Under lease accounting, only ~$3K revenue is recognized on first 12 quarters, ~4% of the cash Tesla receives (Model S 60 Kwh, supercharger enabled).
In my opinion, increasing positive factors such as the "Car of the Year" award by Motor Trend, "Highest Rated Car" by Consumer Reports, "Safest Car Tested" by NHTSA, progressive improvement of the car via wireless updates, expanding of the free-to-use supercharger network, extremely low maintenance, and superior service program, $2,000-plus annual electricity vs. gas savings compared to its peers, and many others greatly diminish the risk of significant percentage of lessers selling their cars back to Tesla. After all, if somebody believes a significant percentage of Model S lessers will switch back to comparable BMW, Porsche, Audi, etc. ICEVs after driving it for three years, they shouldn't be invested in Tesla.
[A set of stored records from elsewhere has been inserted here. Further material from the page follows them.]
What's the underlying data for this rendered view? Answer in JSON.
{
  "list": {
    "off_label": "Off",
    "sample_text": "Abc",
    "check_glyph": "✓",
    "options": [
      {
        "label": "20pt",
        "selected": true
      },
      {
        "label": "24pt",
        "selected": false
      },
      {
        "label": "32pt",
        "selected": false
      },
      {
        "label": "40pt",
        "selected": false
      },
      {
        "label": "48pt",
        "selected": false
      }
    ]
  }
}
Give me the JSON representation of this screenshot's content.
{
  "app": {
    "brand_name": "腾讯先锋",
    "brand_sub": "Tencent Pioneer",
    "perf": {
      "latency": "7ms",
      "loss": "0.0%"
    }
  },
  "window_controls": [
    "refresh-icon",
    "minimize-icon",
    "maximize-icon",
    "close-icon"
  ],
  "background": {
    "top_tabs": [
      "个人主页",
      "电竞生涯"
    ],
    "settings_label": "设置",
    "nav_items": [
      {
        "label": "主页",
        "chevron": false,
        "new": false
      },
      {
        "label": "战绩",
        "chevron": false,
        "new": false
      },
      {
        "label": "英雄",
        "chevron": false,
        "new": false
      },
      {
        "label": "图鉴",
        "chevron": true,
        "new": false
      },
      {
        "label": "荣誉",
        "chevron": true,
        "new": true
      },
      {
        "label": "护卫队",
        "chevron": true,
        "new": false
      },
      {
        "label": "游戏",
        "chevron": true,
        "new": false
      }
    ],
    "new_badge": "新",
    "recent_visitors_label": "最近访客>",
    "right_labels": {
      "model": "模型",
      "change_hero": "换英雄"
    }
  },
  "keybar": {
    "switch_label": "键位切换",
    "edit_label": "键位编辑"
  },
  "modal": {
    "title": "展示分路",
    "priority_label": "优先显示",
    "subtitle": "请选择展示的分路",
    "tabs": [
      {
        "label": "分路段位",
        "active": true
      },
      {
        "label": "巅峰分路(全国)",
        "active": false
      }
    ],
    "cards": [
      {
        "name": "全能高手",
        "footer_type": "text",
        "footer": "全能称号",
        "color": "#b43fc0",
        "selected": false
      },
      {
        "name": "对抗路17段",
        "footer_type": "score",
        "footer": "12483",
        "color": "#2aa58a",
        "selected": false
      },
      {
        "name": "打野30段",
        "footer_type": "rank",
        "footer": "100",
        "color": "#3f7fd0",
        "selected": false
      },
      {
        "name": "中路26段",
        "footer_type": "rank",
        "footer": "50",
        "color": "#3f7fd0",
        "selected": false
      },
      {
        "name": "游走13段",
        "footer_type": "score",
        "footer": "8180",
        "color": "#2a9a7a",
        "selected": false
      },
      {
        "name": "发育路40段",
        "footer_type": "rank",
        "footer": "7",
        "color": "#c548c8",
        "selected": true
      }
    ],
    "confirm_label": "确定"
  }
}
Now, let's look at Tesla's Q1 and Q2 GAAP results to see the complete impact: deliveries up by 250 cars, ZEVs down by $17 million. This all sounds good. But wait: Revenues down by $144 million/28%? Sell, sell, sell! Well, only if you like to compare apples to bananas by ignoring lease accounting. Obviously, sensible investors will look at non-GAAP figures as well to track actual progress. I should also note that there's a positive but misleading figure in GAAP numbers -- gross margin is significantly higher since Tesla can recognize 100% of credits, but only a small percentage of revenue and costs.
Lease accounting effects from Tesla's current and future products in different markets will distort GAAP figures significantly for many years. Estimating the percentage of customers opting for leasing instead of buying will only get more difficult as Tesla introduces leasing programs partnered with banks in Canada (Musk mentioned negotiations with Scotia Bank are under way), EU, Asia, and the rest of the world. This is why the reconciled and audited non-GAAP figures are crucial.
Both new and existing investors should carefully examine the non-GAAP figures as much as, if not more than, GAAP figures to track the company's true progress. Any report or article with quarter-over-quarter or year-over-year comparisons should be scrutinized carefully as it will be misleading if lease accounting is ignored. I am long Tesla and still suggest it as a buy for long-term investors -- but not for the short term.